This semester marks the third time I am teaching Risk Management in Venues through Arizona State University’s Sports Law and Business program. As with my focus on risk and safety at live events, which is not really a thing for most lawyers, I had to invent my course from scratch. In an industry that doesn’t have much written guidance generally, there is no law school textbook to teach what I think about all the time.

I try new methods and materials each year. If you ever thought about going to law school, or wonder what lawyers really do, here are a few highlights from my class.


I do not lecture. Adults, including young adults, learn best by doing and speaking. I encourage enthusiastic and thoughtful discussion. Happily, I have bright students. I suppose it helps that I learned everyone’s names by the second class, so no one can hide. I care much less about conclusions than how we get there. In this respect, I follow the classic (fictional) pedagogical method of Professor Charles Kingsfield from The Paper Chase:

You teach yourselves the law. I train your minds. You come in here with a skull full of mush. You leave thinking like a lawyer.


Law school casebooks have been boring and hard to read since before I attended law school. So I assign two books that are neither: Amanda Ripley’s The Unthinkable, about how people respond in disasters, and John Barylick’s Killer Show, about the horrific Station nightclub fire, written by the leading plaintiff’s lawyer in the subsequent litigation. I supplement these with judicial decisions, pleadings filed by lawyers, expert reports, and documents produced during discovery.

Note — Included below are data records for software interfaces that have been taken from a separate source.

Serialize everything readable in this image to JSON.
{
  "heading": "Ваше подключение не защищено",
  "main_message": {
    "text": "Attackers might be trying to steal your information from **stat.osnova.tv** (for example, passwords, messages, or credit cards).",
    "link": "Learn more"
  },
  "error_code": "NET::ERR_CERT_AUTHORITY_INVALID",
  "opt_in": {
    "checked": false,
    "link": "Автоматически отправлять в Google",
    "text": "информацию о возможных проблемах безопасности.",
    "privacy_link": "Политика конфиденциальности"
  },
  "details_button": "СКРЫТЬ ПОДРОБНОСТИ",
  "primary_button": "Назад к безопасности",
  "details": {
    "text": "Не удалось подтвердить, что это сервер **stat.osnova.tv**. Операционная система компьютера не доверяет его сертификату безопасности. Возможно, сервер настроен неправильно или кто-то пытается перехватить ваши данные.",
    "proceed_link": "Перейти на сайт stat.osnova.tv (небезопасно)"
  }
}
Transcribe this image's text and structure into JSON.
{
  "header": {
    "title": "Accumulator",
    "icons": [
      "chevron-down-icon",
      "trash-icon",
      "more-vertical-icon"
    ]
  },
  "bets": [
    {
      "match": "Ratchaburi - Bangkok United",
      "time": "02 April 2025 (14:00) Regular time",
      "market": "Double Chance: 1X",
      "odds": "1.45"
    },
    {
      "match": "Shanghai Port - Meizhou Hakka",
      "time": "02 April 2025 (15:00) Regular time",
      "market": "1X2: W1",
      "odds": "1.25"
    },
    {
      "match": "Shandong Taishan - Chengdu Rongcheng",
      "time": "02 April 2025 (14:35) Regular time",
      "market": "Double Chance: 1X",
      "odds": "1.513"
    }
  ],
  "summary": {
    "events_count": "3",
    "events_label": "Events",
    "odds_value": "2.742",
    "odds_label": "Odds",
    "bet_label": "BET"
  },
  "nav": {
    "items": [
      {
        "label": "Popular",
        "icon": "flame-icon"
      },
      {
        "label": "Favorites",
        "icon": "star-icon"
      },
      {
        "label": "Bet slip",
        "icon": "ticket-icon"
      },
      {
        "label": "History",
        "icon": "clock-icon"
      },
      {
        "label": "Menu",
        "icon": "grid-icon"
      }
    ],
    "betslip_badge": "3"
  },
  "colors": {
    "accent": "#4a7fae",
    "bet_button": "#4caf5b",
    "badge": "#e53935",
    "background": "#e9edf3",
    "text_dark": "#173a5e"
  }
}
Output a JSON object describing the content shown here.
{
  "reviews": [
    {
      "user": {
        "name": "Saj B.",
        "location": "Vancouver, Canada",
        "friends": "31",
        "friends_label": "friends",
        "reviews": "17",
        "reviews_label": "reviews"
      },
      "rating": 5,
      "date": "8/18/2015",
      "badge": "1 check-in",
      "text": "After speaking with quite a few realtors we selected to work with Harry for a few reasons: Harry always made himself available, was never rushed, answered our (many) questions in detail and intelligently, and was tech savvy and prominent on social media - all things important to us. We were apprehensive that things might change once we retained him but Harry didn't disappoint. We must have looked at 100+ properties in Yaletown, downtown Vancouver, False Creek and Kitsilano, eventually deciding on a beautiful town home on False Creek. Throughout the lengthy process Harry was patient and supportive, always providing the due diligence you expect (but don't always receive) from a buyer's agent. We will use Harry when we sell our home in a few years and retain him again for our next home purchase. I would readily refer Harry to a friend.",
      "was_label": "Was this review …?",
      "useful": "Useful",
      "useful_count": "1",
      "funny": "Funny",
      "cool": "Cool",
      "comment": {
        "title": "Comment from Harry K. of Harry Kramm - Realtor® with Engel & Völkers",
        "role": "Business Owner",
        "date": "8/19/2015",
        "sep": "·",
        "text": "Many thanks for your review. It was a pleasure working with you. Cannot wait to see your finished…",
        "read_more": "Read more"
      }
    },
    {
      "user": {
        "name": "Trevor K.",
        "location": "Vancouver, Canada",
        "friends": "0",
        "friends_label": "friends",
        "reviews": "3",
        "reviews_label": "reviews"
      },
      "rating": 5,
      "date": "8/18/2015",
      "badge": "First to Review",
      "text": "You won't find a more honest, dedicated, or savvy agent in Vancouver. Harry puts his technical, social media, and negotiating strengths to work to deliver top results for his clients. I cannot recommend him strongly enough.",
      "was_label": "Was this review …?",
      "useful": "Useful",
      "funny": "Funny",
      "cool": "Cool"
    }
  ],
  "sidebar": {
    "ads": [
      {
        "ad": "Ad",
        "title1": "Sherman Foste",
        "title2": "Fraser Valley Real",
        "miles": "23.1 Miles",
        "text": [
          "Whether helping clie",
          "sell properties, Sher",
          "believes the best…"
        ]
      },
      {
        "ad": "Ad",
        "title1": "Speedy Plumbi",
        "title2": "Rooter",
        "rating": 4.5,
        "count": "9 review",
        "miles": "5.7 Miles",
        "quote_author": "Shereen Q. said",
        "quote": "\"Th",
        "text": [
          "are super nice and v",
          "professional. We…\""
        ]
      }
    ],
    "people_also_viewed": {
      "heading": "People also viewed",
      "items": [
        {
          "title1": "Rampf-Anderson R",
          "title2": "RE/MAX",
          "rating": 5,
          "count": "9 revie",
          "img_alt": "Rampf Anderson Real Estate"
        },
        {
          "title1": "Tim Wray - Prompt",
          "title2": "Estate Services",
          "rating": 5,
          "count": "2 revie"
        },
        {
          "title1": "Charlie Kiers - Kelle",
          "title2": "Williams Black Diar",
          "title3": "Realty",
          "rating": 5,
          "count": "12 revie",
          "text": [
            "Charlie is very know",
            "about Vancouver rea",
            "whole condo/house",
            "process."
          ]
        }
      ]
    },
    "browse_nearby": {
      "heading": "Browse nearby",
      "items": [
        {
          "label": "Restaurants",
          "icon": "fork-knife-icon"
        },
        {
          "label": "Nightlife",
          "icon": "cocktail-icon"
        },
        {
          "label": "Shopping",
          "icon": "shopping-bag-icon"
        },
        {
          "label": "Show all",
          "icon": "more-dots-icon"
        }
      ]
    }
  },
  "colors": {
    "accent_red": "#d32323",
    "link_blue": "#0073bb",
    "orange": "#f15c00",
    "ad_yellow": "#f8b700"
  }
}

Much of what I teach is a reaction against my own education. When I was a law student, I never saw any legal work product until I got a part-time job and started rifling through file drawers. This is the reason law students graduate with no clue how to practice law. So I show my students all of the behind the scenes work that constitutes the daily existence of most lawyers.


I rely on an ancient instructional device: schadenfreude. Schadenfreude is a German (and Yiddish) word that means taking pleasure in other people’s misfortune. We laugh when Lucy pulls the football away from Charlie Brown, even though, if we thought it through, we’d realize that poor Chuck is probably looking at a concussion and some chiropractic treatment. If schadenfreude were only cruel, it wouldn’t be very useful (or funny). The reason I use it is that after we finish laughing, we should be left with a lingering question – would I have done anything differently?

Faithful readers know that everyone has a legal duty to behave reasonably under their own circumstances. In order to evaluate the reasonableness of other people’s conduct, we must develop a sense of empathy. To the extent possible with intelligent, sometimes overconfident young adults, I teach them to consider, there but for the grace of G-d go I.


My own area of expertise is a Black Swan. What I deal with is highly unusual; the facts of my cases are strange and amazing; and after reading them, I encourage my students to think how the crazy mishaps that occur at live events are not so different from the more routine mayhem happening all around us, if only we look more closely.

I suspect that few of my students will get sports or entertainment jobs right out of law school. Really, I’m teaching advanced torts and contracts, and also how to see situations like a lawyer. Those are skills that should serve them well in whatever field they ultimately land.

I am consistently amazed at how little people notice the insanity all around us. Situational awareness? See something, say something? Not usually. At my course’s most basic level, that’s what I’m trying to do something about.